Seamus—Cousin Laura’s high-flying Anglo-Irish lawyer boyfriend…and I only mention Irish to set up the cheap stereotype that he drinks too much. An unfair judgment in this crowd where everyone drinks too much, but he drinks the most. Aunt Polly tells me he was at an event last year, chatting with Laura’s brother Jimmy. Seamus stares off at a beautiful woman across the room and declares that he likes her knockers (boobs/breasts/tits/Bristol cities). Jimmy icily informs him that the woman with the fabulous knockers is his wife and Laura’s sister-in-law to boot.

Jimmy—Tessa and Laura’s half-brother and sexual abuser of Tessa as a child. Ugly family history that Tessa at least has found a way of dealing with. Apart from that, he’s a nice guy and apparently a wonderful father. I’ve always wondered if he’s ever dealt with his childhood crimes.

Sophie—Jimmy’s picture perfect wife, yes, she of the fabulous knockers, who dresses in Prada, Gucci, D&G etc. and has three gorgeous children. She finds herself discussing a recently deceased friend of my mother with my mother. Sophie speaks kindly of the deceased until her son bursts out “You said she was bad influence!” Out of the mouths of babes…

The Rest

I think I have to stop the list soon…but you can add into the drama:

  • The rock‘n’roll vicar, the new face of the Church of England who plays guitar and tells tales of the church teddy bear to a hungover and sleep-deprived crowd;
  • Barbara, horsy half-sister of Tessa, and Jimmy’s twin, whose mother killed herself when she was a baby and who is now frighteningly suffering from depression;
  • John, half-brother of Tessa whose first wife died of breast cancer in the middle of their divorce;
  • the father of the bride who is conspicuously absent after suffering a stroke five years ago and cannot face us in a wheelchair;
  • my divorced parents and my father’s hippie girlfriend who confides in my mother about their relationship issues;
  • my grandfather’s widow who has a knack for not making money and falling out with the few relatives she has left; and
  • Poochy the Irish wolfhound who ripped apart my aunt’s car in protest at missing the party.

And you already know plenty about me. You could submit a draft of the pilot episode to HBO or Telemundo, but they’d probably think it was OTT.

6 responses to “Till death do us part”

  1. A very funny post, by turns very serious. Sexual abuse, drunkenness, and divorce notwithstanding, my favorite line was this, which I read in your British accent almost as if it were a voiceover on a National Geographic special filmed in the wild:

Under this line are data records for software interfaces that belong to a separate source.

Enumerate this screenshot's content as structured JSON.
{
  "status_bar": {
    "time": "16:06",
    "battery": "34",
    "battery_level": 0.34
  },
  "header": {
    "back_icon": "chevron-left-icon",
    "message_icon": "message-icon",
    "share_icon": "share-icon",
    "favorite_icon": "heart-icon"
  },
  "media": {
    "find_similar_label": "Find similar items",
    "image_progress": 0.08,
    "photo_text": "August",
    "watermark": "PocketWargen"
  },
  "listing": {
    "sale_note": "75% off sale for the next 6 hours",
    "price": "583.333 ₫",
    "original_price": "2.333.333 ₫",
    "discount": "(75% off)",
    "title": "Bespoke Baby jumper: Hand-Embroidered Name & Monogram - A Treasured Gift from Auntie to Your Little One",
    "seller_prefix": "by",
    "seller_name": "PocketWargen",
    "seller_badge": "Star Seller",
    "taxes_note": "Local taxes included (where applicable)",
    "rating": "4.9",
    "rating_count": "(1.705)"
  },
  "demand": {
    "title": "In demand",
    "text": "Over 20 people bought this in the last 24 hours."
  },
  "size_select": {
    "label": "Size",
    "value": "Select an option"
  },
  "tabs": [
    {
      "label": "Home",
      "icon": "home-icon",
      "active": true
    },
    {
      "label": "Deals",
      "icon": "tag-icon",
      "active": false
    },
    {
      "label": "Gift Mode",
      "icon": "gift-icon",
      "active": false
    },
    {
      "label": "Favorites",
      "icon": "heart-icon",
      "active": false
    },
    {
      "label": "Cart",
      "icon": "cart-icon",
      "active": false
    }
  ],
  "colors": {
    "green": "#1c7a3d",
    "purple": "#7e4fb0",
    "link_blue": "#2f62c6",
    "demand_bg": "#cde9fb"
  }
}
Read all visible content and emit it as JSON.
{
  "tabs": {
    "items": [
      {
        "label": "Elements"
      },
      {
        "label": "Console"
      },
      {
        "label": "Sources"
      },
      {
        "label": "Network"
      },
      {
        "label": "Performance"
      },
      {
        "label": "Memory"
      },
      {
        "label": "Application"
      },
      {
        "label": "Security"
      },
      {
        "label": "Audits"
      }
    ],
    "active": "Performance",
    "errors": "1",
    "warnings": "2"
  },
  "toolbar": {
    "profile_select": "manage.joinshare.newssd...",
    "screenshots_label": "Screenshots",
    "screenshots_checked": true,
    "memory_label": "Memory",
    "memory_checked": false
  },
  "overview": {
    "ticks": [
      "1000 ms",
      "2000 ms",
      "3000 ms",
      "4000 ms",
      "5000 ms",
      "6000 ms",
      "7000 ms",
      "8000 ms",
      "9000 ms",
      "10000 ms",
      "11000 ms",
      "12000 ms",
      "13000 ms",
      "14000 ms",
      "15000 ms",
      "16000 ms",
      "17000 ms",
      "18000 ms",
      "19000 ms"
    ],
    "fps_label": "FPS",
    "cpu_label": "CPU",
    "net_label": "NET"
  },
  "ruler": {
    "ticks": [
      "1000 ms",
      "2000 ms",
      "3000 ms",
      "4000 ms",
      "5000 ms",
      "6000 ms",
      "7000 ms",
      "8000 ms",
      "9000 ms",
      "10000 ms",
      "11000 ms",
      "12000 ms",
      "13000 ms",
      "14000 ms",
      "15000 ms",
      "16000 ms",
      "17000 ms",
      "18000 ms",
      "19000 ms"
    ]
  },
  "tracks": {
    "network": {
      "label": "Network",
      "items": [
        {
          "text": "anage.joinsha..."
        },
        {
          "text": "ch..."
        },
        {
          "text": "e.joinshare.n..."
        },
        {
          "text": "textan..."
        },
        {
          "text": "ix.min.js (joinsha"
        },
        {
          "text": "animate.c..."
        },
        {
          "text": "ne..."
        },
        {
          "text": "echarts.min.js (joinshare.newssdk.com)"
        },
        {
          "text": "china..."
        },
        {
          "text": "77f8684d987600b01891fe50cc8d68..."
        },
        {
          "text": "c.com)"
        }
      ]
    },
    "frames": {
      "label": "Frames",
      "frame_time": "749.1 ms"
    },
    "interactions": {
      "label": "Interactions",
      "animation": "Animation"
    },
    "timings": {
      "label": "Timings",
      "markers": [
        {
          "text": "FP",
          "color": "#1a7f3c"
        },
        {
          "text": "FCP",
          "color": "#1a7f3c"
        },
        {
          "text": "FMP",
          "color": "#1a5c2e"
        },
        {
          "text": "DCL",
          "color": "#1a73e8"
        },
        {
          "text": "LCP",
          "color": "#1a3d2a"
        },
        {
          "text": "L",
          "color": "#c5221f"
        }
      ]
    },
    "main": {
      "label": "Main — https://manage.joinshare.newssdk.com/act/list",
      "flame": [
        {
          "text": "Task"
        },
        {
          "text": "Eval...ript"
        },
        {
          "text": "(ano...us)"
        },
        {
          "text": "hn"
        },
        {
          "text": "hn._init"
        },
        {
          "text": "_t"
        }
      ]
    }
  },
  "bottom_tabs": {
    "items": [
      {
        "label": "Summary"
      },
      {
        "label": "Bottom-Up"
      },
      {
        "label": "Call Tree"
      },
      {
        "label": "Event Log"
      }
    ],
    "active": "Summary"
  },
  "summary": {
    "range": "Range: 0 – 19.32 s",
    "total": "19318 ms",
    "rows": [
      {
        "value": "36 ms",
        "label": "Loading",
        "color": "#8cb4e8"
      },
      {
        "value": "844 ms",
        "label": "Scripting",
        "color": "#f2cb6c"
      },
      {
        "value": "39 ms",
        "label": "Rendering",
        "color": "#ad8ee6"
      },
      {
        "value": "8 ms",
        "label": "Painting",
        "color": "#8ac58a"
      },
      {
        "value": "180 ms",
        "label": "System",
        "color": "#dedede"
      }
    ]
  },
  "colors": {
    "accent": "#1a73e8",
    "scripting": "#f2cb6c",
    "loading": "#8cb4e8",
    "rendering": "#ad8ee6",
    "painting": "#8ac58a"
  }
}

    We witness the Oedipal death of the father…in the nicest possible way.

  2. Tim Wager says:


    Wowee, wow, wow.

    It really does have the makings of a movie, a kind of cross between “Celebration” and a Hugh Grant wedding farce. I vote for Mike Leigh to direct.

    Thanks for making your extended family dysfunction so entertaining for us. Perhaps it was cathartic for you to write, so I hope you got something out of it too.

  3. Stephanie Wells says:

    Yes, it’s all very East Enders!! At least, that’s how I picture all big dramatic extended English families to be, since I don’t know very many of them, so everyone becomes Den and Angie and ‘Chelle and Lofty at the Queen Vic in my mind (obviously I haven’t watched it since, like, 1986). High drama, indeed.

  4. Lane says:

    “my comic and popular Dad”

    Ah yes your Dad! he is comic and popular.

  5. MarleyFan says:

    Novellamaster: great post, very gripping; like a fine novel we can’t put down (ok, ok, I’ll just read ONE more page). It took a little reading to determine if you were making this up, had a superior imagination, or if you were worked for CNN, reporting the drama as it unfolded.
    Gary (a perpetual lurker, and SSW’s brother)

    PS: What is OTT?

  6. Stella says:

    OTT = Over the top

    Eastenders…wrong social class, wrong part of the country, but otherwise a match. We certainly drink as much as they do.

    All of this is 100% true, but be assured that I used pseudonyms. Thank you all for persevering, but you should know that I edited out tons of material and some minor characters.

    And for members of the NECSC, it’s “John’s” wife that gave us the infamous cereal box game.